Instructions to follow: Look through the data that follows and work out how many lines contain the string "title". Nothing but that number should be given.

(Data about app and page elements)
┌──

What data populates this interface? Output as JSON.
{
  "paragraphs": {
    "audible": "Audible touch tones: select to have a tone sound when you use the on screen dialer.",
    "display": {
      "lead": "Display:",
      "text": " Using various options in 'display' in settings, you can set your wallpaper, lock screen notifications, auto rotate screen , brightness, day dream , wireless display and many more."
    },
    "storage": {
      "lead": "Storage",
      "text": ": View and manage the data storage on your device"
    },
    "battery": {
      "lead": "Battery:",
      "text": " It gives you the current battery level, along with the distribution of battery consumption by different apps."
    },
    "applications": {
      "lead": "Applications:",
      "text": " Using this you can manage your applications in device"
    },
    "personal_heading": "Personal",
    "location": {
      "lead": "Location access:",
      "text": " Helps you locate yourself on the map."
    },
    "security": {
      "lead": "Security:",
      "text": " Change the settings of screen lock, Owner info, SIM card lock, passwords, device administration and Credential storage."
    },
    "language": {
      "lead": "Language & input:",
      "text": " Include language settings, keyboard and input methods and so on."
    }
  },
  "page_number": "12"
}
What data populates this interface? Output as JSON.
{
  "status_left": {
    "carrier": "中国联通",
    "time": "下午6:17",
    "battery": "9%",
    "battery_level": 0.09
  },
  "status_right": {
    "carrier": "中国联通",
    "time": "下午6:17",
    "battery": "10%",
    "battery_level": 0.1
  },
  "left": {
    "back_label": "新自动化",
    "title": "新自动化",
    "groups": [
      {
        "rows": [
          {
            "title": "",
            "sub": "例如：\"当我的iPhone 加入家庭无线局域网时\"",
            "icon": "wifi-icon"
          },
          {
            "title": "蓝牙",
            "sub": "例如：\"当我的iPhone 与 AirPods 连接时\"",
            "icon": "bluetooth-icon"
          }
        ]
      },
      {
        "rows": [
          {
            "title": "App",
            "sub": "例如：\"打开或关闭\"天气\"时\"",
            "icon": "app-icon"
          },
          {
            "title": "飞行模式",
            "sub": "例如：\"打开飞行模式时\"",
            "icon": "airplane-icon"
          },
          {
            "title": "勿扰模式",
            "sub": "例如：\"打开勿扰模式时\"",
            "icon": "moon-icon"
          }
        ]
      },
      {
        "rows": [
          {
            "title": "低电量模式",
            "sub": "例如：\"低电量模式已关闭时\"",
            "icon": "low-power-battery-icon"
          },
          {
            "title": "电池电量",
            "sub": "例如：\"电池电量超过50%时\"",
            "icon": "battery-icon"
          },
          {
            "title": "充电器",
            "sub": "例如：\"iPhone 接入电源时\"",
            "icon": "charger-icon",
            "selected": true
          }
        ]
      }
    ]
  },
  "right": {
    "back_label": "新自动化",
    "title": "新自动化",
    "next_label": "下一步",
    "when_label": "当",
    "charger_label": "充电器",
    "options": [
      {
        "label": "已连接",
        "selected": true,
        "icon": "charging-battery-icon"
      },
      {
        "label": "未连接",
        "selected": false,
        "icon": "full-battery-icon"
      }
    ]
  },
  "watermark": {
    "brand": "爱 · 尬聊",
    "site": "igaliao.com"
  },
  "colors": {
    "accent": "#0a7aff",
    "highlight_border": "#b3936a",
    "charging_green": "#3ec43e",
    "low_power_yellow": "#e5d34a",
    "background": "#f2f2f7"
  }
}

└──

Result: 10